Perhaps 50% of all psychiatrists deny that it even exists.
Schizophrenia VS DID
People seem to most often confuse someone who
is suffering from schizophrenia with someone
who has dissociative identity disorder. While both
are chronic, serious mental health concerns, the
differences between these two disorders are
stark. People with schizophrenia hear or see
things that aren’t there and believe things that
aren’t true, often tied into a complex, irrational
belief system. They do not have multiple identities
or personalities. People with DID do not have
delusion beliefs, outside of their multiple
personalities or identities. The only voices they
hear or talk to are these identities.
Integration of the identity states is the most
desirable outcome. Drugs are widely used
to help manage symptoms of depression,
anxiety, impulsivity, and substance abuse
but do not relieve dissociation.
For patients who cannot or will not strive
for integration, treatment aims to
facilitate cooperation and collaboration
among the identities and to reduce
Haddock, D. B. (2001). The Dissociative Identity Disorder Sourcebook.
New York: Mcgraw-Hill.
American Psychological Association. (2000) DSM-IV-TR . Arlington,VA:
American Psychological Association .
Alejandra Swartz. (December 10, 2001). Dissociative Identity Disorder.
In AllPsych Journal. Retrieved undefined, from
John M. Grohol, Psy.D. (7 Sep 2006 ). Dissociative Identity Disorder

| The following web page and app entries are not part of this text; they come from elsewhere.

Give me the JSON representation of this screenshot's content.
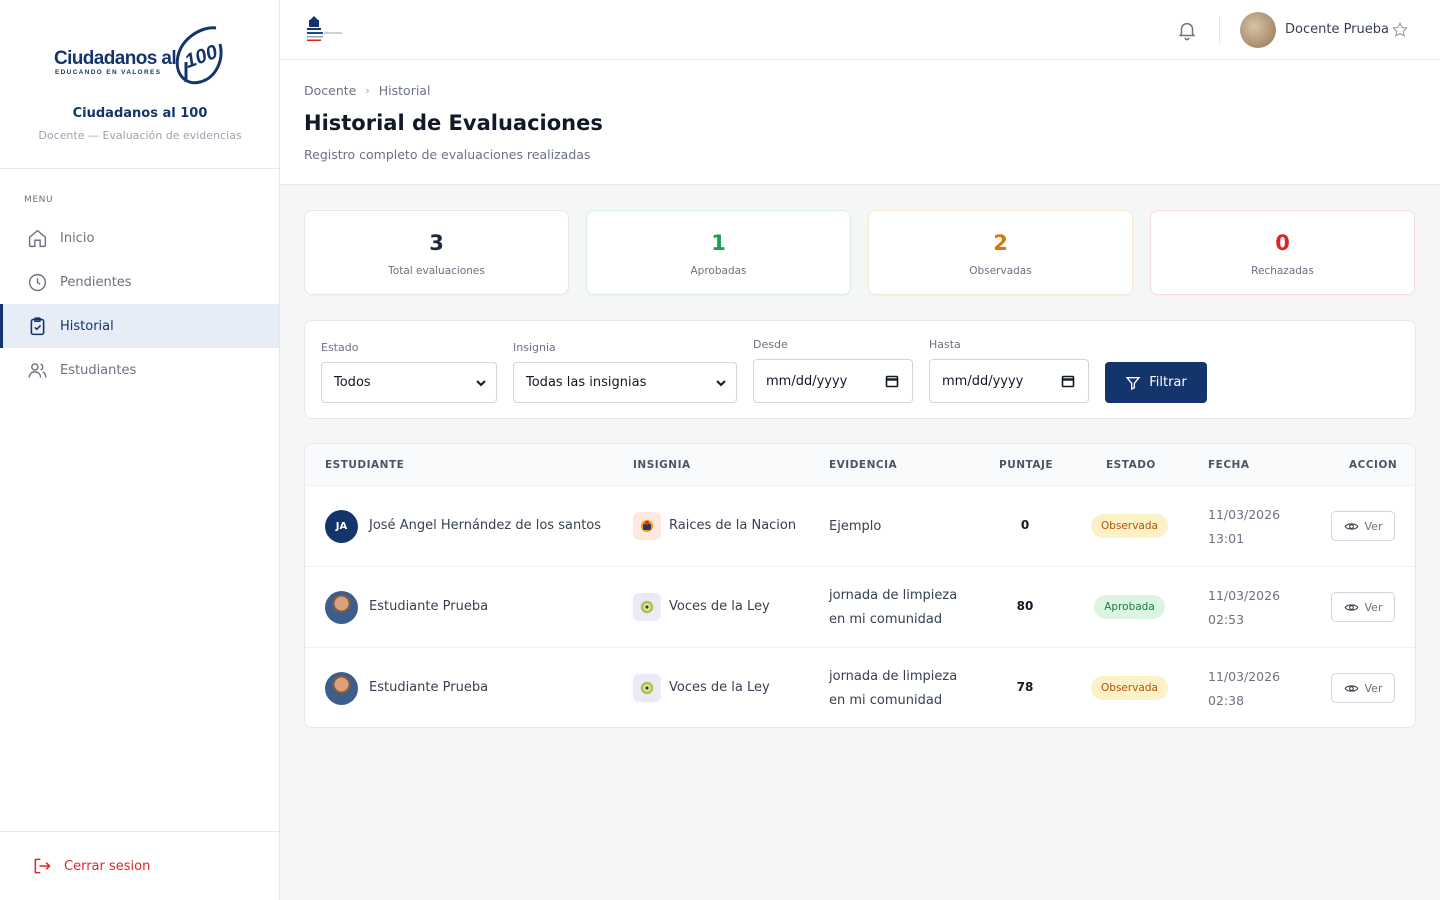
{
  "sidebar": {
    "logo": {
      "line1": "Ciudadanos al",
      "line2": "EDUCANDO EN VALORES",
      "mark": "100"
    },
    "brand_name": "Ciudadanos al 100",
    "brand_role": "Docente — Evaluación de evidencias",
    "menu_title": "MENU",
    "items": [
      {
        "label": "Inicio",
        "icon": "home-icon",
        "active": false
      },
      {
        "label": "Pendientes",
        "icon": "clock-icon",
        "active": false
      },
      {
        "label": "Historial",
        "icon": "clipboard-check-icon",
        "active": true
      },
      {
        "label": "Estudiantes",
        "icon": "users-icon",
        "active": false
      }
    ],
    "logout_label": "Cerrar sesion"
  },
  "topbar": {
    "user_name": "Docente Prueba",
    "icons": [
      "gov-logo-icon",
      "bell-icon",
      "avatar",
      "star-icon"
    ]
  },
  "page": {
    "breadcrumb": [
      "Docente",
      "Historial"
    ],
    "title": "Historial de Evaluaciones",
    "subtitle": "Registro completo de evaluaciones realizadas"
  },
  "stats": [
    {
      "value": "3",
      "label": "Total evaluaciones",
      "color": "#1e293b"
    },
    {
      "value": "1",
      "label": "Aprobadas",
      "color": "#16a34a"
    },
    {
      "value": "2",
      "label": "Observadas",
      "color": "#d97706"
    },
    {
      "value": "0",
      "label": "Rechazadas",
      "color": "#dc2626"
    }
  ],
  "filters": {
    "estado": {
      "label": "Estado",
      "value": "Todos"
    },
    "insignia": {
      "label": "Insignia",
      "value": "Todas las insignias"
    },
    "desde": {
      "label": "Desde",
      "placeholder": "mm/dd/yyyy"
    },
    "hasta": {
      "label": "Hasta",
      "placeholder": "mm/dd/yyyy"
    },
    "button_label": "Filtrar"
  },
  "table": {
    "headers": [
      "ESTUDIANTE",
      "INSIGNIA",
      "EVIDENCIA",
      "PUNTAJE",
      "ESTADO",
      "FECHA",
      "ACCION"
    ],
    "rows": [
      {
        "initials": "JA",
        "student": "José Angel Hernández de los santos",
        "badge": "Raices de la Nacion",
        "evidence_1": "Ejemplo",
        "evidence_2": "",
        "score": "0",
        "status": "Observada",
        "date": "11/03/2026",
        "time": "13:01",
        "action": "Ver"
      },
      {
        "initials": "",
        "student": "Estudiante Prueba",
        "badge": "Voces de la Ley",
        "evidence_1": "jornada de limpieza",
        "evidence_2": "en mi comunidad",
        "score": "80",
        "status": "Aprobada",
        "date": "11/03/2026",
        "time": "02:53",
        "action": "Ver"
      },
      {
        "initials": "",
        "student": "Estudiante Prueba",
        "badge": "Voces de la Ley",
        "evidence_1": "jornada de limpieza",
        "evidence_2": "en mi comunidad",
        "score": "78",
        "status": "Observada",
        "date": "11/03/2026",
        "time": "02:38",
        "action": "Ver"
      }
    ]
  }
}
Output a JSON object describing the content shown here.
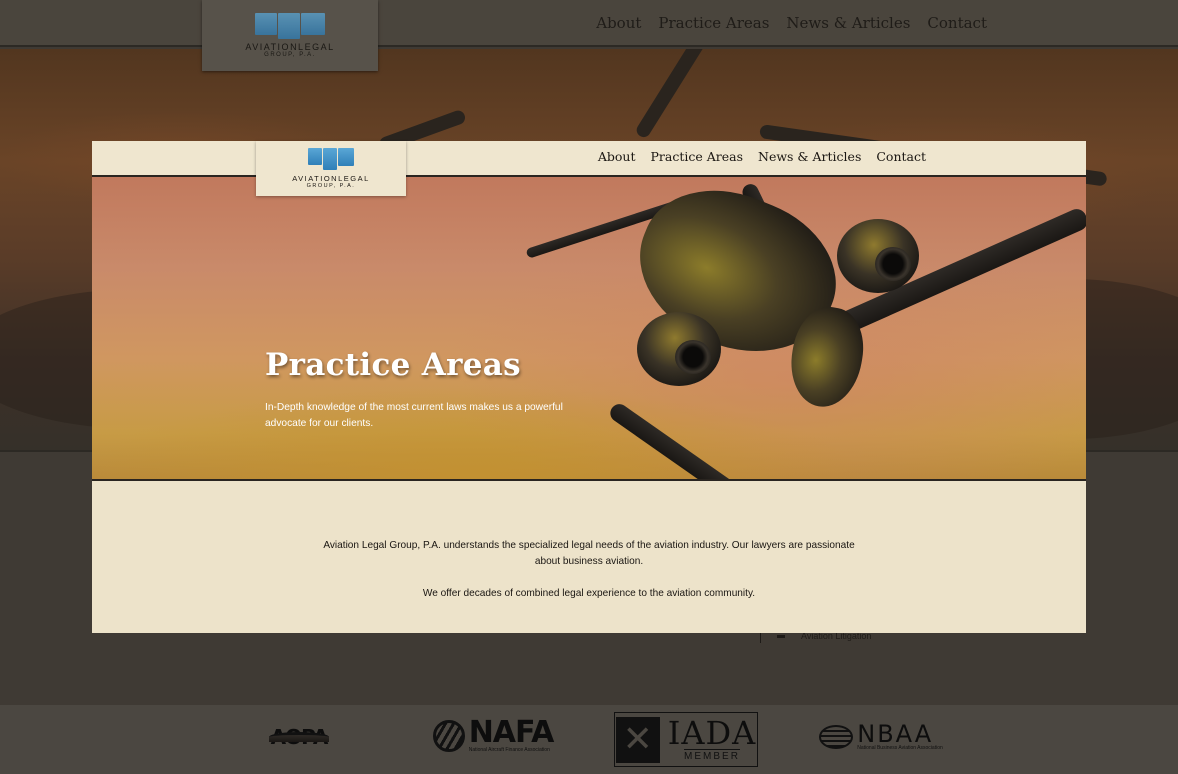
{
  "brand": {
    "name": "AVIATIONLEGAL",
    "subname": "GROUP, P.A.",
    "accent": "#3b8fc8"
  },
  "nav": {
    "items": [
      {
        "label": "About"
      },
      {
        "label": "Practice Areas"
      },
      {
        "label": "News & Articles"
      },
      {
        "label": "Contact"
      }
    ]
  },
  "hero": {
    "title": "Practice Areas",
    "subtitle": "In-Depth knowledge of the most current laws makes us a powerful advocate for our clients."
  },
  "intro": {
    "paragraph1": "Aviation Legal Group, P.A. understands the specialized legal needs of the aviation industry. Our lawyers are passionate about business aviation.",
    "paragraph2": "We offer decades of combined legal experience to the aviation community."
  },
  "background": {
    "list_item": "Aviation Litigation"
  },
  "partners": {
    "aopa": {
      "mark": "AOPA"
    },
    "nafa": {
      "mark": "NAFA",
      "tagline": "National Aircraft Finance Association"
    },
    "iada": {
      "mark": "IADA",
      "tagline": "MEMBER"
    },
    "nbaa": {
      "mark": "NBAA",
      "tagline": "National Business Aviation Association"
    }
  },
  "colors": {
    "card_bg": "#ede3ca",
    "overlay": "#3f3a34"
  }
}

Treatment. In Psych Central. Retrieved undefined, from
Michael W. Smith, MD. (April 17, 2008). Dissociative Identity Disorder
(Multiple Personality Disorder). In WebMD . Retrieved undefined,